After securing it to Kindred Spirit, Al put out a call on the VHF radio, but received no response. Later he looked up the Walker Bay website and contacted them by email and phone call with the registration number he found on the hull in case the owner had registered it for the warranty.
Manhattan is an island, right? When we first discussed making this trip to the Hudson River, we briefly considered finding the northern passage that must go above Manhattan since it is an island. That waterway is the Harlem River. All accounts indicated that this was not a good idea for cruising boats. There are height issues if you cannot clear 24 feet and some claim it is simply not navigable.
Going north we hadn’t noticed where the Harlem River enters the Hudson, but this morning we spotted it.
We had a dual purpose for our morning traverse through New York on that morning. Another Mariner Orient (40, not 38 like us) was traveling from Florida northward to do the “Great Loop.” We had met Jan and Dave on Optimystique in Bradenton, FL when we were visiting the Bakers on Magnolia. Sailors and now “trawler-ers”, Jan and Dave have a terrific blog called Commuter Cruiser. Facebook and AIS told us they would be heading north up the Hudson as we were going south that day. One thing led to another and we made plans to take photos of Optimystique in front of the Statue of Liberty. This is becoming a habit for us! Everything went as planned and at 9:30 am we were both there.
Here’s another bit of trivia that I found fascinating.

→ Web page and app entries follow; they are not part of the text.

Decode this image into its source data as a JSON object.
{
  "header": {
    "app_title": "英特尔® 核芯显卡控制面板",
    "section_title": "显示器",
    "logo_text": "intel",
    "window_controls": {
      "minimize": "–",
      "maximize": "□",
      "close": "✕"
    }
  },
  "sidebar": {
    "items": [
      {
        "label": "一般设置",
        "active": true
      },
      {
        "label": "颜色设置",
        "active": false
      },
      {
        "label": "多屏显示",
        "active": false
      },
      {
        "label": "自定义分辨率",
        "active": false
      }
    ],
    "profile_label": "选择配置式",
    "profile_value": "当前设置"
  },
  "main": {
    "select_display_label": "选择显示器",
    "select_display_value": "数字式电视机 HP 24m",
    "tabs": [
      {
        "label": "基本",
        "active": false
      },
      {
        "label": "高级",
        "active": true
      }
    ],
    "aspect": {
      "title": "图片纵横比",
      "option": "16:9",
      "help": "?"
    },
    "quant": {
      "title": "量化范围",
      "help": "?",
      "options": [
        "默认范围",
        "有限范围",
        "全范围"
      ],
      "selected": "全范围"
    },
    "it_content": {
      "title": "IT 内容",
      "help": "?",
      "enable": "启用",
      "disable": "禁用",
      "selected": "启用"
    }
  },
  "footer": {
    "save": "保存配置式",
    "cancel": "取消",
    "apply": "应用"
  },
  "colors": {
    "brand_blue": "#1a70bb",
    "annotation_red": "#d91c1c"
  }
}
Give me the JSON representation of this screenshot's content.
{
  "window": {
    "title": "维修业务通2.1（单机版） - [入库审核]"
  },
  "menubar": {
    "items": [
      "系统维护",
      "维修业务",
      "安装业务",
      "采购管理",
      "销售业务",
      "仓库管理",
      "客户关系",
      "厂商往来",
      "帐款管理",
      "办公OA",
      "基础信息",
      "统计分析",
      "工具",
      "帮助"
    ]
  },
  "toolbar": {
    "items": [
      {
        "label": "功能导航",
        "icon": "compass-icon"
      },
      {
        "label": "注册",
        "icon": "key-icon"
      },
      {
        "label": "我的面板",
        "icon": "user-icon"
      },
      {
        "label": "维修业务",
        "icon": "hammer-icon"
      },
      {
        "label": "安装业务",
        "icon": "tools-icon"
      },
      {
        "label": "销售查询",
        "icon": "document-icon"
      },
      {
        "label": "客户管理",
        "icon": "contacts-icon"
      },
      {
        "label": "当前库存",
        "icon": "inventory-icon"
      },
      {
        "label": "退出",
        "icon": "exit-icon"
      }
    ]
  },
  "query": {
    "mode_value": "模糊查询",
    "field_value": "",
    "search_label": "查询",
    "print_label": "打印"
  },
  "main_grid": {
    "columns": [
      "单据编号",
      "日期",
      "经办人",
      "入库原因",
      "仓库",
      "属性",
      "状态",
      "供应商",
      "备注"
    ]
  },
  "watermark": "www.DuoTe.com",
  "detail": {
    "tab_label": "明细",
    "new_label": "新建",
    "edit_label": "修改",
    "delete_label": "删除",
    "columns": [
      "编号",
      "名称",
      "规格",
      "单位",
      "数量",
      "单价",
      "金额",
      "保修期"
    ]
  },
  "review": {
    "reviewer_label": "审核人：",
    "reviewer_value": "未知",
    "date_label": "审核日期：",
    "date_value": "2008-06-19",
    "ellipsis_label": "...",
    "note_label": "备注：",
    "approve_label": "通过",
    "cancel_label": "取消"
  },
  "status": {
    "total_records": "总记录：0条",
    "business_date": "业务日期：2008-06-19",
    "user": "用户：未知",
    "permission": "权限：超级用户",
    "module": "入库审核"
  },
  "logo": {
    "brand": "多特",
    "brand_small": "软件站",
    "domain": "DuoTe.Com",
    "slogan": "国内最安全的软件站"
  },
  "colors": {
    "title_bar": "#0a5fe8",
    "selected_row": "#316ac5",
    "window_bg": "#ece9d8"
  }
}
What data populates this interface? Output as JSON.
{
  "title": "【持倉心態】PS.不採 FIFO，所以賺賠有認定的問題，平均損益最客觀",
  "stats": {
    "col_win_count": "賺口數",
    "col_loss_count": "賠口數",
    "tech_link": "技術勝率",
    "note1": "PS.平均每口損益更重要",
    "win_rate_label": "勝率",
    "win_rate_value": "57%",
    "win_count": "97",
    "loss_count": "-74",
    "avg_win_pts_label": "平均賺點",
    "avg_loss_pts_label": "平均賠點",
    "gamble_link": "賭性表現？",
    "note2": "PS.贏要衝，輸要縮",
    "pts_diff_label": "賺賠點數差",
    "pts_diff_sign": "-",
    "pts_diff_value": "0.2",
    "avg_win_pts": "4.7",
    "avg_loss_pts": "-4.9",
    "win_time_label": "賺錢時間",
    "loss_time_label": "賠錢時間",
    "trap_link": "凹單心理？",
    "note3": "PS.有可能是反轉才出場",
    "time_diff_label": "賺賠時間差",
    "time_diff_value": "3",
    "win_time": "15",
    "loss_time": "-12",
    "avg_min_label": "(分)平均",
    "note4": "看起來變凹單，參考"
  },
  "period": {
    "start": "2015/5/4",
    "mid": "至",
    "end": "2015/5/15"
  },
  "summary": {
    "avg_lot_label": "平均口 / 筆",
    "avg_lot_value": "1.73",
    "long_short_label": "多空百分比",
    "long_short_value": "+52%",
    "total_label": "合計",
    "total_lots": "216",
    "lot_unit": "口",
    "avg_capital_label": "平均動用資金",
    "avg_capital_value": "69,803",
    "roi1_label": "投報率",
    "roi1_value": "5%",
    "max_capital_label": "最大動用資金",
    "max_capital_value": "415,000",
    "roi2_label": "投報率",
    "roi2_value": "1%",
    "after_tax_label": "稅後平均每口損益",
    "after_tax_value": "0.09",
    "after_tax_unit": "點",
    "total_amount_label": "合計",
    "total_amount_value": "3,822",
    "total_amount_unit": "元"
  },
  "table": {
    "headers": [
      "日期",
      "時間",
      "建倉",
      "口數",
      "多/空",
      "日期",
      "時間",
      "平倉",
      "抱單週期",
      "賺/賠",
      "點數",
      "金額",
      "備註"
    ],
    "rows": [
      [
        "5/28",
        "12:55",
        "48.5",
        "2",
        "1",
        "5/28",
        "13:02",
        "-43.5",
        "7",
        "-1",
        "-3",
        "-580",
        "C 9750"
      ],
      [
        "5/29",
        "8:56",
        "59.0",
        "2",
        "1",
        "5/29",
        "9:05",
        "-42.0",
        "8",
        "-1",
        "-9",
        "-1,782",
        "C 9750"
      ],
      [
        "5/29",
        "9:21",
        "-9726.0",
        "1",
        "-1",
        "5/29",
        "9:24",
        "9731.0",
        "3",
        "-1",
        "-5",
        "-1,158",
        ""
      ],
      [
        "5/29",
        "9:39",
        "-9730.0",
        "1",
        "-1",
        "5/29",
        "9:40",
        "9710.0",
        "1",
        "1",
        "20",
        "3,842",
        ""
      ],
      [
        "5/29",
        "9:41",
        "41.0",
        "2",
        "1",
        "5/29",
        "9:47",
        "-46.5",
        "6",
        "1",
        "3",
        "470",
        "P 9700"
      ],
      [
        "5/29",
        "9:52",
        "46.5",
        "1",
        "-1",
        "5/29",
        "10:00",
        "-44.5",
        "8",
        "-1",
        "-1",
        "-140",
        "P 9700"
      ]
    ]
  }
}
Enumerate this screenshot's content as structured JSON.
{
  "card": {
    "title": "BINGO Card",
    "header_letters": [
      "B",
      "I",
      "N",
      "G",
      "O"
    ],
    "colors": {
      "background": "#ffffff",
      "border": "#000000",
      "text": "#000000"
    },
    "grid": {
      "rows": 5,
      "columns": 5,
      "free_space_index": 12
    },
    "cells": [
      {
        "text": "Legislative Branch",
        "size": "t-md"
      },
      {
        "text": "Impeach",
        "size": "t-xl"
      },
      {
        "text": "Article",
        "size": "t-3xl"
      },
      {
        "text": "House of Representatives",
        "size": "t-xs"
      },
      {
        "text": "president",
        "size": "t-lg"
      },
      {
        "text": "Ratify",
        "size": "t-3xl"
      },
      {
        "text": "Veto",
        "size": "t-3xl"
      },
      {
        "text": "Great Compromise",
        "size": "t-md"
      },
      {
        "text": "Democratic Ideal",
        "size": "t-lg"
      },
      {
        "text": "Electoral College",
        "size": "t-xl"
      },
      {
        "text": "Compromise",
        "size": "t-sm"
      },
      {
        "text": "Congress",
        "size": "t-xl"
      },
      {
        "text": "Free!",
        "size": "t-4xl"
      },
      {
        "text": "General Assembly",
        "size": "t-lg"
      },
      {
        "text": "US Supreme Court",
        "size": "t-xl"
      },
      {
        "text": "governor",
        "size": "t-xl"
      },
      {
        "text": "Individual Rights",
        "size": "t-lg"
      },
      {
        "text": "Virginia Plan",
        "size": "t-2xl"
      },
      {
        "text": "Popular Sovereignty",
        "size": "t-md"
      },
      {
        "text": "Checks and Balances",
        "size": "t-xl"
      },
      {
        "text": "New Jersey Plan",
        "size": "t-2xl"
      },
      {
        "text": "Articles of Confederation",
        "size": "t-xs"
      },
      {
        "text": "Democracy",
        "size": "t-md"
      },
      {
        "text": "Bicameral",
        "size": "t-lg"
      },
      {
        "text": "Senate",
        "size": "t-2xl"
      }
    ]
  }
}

That book I was reading, Time and Again, also mentioned the Statue of Liberty. For 6 years (1876-1882) the statue’s arm and torch sat in Madison Square Park to raise money for the rest of the Statue. Who knew?? I found an old photo on “The Bowery Boys.”
I had the helm from the Statue of Liberty all the way up the East River, through Hell Gate and Throgs Neck Bridge. My first time!
We settled ourselves on a mooring in Port Washington after our 6 hours down and up both sides of Manhattan. After a brief respite, we dinghied to town for a repeat visit to Douglas and James Homemade Ice Cream to cool off, and yes, to enjoy the ice cream (no photos this time!)
On our dinghy ride, we passed a very familiar looking boat, Navigator, previously owned by friends of ours from Maine that we met int eh Bahamas in 2013, Laurie and Peter. In fact, it was Navigator that led us to search for a “Europa-style” trawler.
After a day relaxing and trying to stay cool, our next leg took us from Port Washington to Port Jefferson, 35 miles to the east.
In the past, we enter the channel and hang a right, but Al wanted to spend the day in “The Sand Pit” to the left, ready to relive his childhood boating memories.
Al had his own fitness program – rowing around the Sand Pit in the Walker Bay, revisiting childhood memories.
Port Jefferson’s Mount Misery was anything but misery and, as our last stop on the trip, it was a restful, relaxing day in perfect weather.
Another 53 miles would bring us home. Once again we decided on an early start to get a good push from the current.